## What is required
Return each line of the records holding the string "JSON".

*** Opening of Dataset records ***

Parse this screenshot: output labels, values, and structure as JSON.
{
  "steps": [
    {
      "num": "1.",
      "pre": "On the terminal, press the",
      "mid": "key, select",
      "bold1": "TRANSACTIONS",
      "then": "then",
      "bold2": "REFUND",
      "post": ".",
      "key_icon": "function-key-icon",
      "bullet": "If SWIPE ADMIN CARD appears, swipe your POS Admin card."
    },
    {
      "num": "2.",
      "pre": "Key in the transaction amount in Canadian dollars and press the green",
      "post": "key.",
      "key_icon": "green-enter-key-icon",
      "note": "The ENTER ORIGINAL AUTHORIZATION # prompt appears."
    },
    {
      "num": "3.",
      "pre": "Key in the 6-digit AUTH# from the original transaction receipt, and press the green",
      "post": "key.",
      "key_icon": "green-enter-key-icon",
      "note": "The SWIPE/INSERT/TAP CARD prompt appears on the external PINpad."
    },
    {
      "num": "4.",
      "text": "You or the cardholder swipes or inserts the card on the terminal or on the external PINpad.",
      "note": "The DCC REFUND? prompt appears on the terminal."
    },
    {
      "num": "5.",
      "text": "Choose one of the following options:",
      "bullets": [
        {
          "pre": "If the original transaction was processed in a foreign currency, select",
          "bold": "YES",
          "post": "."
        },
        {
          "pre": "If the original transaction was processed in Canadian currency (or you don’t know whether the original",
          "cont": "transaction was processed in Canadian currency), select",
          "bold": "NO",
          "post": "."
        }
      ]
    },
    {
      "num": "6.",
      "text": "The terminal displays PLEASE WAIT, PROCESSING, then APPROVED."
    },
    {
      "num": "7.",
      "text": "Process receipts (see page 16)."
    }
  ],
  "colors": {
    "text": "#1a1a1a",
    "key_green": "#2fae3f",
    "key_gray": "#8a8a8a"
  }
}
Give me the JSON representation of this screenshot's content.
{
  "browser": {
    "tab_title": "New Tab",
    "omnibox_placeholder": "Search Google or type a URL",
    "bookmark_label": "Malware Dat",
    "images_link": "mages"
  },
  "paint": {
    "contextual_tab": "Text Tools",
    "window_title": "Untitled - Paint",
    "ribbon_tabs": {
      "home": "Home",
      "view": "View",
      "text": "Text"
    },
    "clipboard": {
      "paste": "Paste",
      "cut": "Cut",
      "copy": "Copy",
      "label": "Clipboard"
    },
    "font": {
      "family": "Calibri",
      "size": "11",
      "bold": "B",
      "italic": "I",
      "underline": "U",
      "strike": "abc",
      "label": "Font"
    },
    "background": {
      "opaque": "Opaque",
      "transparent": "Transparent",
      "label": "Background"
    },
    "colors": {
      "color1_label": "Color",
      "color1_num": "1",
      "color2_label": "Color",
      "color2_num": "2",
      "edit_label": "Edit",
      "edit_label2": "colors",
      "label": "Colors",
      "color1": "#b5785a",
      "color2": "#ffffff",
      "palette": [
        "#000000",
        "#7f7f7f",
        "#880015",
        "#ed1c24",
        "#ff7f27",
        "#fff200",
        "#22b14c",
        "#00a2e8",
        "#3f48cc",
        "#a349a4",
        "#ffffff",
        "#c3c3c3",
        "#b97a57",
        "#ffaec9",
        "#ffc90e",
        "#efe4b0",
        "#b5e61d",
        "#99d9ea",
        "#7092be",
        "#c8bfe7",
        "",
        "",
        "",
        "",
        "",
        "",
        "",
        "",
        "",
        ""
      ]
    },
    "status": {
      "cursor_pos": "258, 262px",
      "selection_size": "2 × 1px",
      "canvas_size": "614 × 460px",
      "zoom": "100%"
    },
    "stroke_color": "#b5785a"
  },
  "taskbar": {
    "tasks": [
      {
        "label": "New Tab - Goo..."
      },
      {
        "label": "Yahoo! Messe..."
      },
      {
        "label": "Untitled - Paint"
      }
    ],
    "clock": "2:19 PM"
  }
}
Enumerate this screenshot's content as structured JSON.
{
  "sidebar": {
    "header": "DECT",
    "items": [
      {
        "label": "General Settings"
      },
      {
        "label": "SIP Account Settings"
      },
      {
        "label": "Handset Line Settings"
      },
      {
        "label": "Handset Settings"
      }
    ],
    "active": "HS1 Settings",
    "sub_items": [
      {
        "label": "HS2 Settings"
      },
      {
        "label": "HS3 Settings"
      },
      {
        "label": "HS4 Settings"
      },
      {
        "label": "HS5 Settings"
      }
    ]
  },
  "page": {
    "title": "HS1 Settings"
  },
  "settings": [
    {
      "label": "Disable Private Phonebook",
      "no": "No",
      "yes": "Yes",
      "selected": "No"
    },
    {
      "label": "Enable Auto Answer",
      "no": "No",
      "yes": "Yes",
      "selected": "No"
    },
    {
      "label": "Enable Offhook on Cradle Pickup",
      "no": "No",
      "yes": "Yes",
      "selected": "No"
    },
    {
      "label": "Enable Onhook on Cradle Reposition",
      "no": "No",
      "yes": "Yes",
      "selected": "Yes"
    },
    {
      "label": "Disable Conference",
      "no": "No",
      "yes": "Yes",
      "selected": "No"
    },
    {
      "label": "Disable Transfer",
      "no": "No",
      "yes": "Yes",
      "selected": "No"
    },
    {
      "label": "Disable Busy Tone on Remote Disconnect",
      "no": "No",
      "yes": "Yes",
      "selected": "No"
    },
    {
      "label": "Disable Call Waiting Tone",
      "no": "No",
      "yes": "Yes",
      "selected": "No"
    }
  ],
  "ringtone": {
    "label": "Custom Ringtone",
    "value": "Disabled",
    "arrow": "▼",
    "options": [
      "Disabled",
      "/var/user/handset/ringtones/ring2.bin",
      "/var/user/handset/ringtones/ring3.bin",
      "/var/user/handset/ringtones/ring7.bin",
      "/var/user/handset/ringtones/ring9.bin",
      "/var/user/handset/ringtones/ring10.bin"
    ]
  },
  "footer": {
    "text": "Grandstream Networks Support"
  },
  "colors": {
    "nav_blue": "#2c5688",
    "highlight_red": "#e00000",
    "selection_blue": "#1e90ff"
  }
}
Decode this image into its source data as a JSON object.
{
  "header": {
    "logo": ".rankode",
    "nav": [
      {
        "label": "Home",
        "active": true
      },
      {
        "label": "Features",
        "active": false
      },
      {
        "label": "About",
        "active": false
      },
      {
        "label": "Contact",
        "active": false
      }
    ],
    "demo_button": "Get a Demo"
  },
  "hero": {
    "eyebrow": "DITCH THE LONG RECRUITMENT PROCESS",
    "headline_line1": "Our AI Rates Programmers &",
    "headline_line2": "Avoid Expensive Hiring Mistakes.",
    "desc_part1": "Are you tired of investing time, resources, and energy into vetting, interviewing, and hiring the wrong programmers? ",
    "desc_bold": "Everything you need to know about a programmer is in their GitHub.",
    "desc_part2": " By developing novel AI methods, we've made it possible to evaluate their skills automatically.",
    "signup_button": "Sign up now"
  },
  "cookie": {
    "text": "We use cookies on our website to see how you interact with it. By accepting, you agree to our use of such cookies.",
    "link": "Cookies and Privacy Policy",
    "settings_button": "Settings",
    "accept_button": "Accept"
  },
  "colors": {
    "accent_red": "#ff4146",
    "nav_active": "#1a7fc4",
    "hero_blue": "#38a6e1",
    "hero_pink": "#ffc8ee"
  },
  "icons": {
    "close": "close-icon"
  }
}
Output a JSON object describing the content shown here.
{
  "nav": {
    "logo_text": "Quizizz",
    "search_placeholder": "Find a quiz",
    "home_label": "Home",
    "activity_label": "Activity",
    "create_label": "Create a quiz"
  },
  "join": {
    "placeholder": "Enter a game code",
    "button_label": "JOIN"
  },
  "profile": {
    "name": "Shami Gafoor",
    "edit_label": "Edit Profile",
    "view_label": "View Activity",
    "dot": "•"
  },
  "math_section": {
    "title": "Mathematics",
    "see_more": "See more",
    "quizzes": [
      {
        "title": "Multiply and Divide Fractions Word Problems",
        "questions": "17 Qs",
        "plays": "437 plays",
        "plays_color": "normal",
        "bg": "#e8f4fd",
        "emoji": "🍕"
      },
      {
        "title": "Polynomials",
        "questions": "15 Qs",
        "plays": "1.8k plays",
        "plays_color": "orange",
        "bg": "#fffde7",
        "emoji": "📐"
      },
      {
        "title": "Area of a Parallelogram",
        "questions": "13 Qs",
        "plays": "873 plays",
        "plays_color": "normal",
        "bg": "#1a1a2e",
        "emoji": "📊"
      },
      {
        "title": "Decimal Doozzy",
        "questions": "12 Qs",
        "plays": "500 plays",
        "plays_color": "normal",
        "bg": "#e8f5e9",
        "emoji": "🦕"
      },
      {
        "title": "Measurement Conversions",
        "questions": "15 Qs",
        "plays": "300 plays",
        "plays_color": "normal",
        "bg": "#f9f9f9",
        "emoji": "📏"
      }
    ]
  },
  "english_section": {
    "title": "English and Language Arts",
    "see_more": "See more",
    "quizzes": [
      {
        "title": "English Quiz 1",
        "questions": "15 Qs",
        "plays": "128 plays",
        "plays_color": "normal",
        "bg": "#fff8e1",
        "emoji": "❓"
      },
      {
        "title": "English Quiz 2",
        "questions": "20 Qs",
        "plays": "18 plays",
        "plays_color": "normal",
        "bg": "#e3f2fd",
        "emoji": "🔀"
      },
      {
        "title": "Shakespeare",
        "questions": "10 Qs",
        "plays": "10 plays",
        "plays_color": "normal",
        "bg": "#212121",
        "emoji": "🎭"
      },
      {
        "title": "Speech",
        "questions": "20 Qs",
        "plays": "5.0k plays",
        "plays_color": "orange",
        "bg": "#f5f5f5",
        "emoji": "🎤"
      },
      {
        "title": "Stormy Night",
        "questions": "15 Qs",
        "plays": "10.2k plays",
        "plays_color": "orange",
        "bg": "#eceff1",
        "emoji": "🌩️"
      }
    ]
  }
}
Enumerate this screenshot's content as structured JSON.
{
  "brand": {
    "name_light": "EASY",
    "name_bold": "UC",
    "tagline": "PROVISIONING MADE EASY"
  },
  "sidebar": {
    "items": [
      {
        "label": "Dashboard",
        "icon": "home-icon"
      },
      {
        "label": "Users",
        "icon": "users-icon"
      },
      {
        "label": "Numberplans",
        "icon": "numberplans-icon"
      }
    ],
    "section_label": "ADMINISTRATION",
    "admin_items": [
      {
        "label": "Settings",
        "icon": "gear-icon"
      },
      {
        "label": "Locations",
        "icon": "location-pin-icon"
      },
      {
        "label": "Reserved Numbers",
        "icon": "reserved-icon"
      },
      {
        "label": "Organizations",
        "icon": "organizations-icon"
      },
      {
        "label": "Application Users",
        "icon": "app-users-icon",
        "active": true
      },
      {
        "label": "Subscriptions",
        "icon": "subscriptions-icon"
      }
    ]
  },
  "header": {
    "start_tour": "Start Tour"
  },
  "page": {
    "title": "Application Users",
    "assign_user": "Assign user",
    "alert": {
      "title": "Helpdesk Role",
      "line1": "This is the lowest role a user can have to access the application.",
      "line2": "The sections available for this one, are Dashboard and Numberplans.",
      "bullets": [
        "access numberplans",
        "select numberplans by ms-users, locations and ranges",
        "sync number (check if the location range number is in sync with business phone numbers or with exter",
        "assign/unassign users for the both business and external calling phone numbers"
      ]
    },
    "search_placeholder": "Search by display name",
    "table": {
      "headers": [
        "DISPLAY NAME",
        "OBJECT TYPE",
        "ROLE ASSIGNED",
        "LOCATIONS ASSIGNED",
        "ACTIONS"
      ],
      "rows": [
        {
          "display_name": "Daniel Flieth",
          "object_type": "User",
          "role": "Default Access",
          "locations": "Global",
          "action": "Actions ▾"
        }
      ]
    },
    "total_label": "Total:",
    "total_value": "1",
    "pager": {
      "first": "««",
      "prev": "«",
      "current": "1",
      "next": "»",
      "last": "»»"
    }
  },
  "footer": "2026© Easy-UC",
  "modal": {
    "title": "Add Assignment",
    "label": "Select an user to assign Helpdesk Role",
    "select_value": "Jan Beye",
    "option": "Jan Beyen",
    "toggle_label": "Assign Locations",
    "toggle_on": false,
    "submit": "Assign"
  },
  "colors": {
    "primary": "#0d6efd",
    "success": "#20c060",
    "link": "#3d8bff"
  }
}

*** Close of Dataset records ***

## Completed task
Parse this screenshot: output labels, values, and structure as JSON.
Give me the JSON representation of this screenshot's content.
Enumerate this screenshot's content as structured JSON.
Decode this image into its source data as a JSON object.
Output a JSON object describing the content shown here.
Enumerate this screenshot's content as structured JSON.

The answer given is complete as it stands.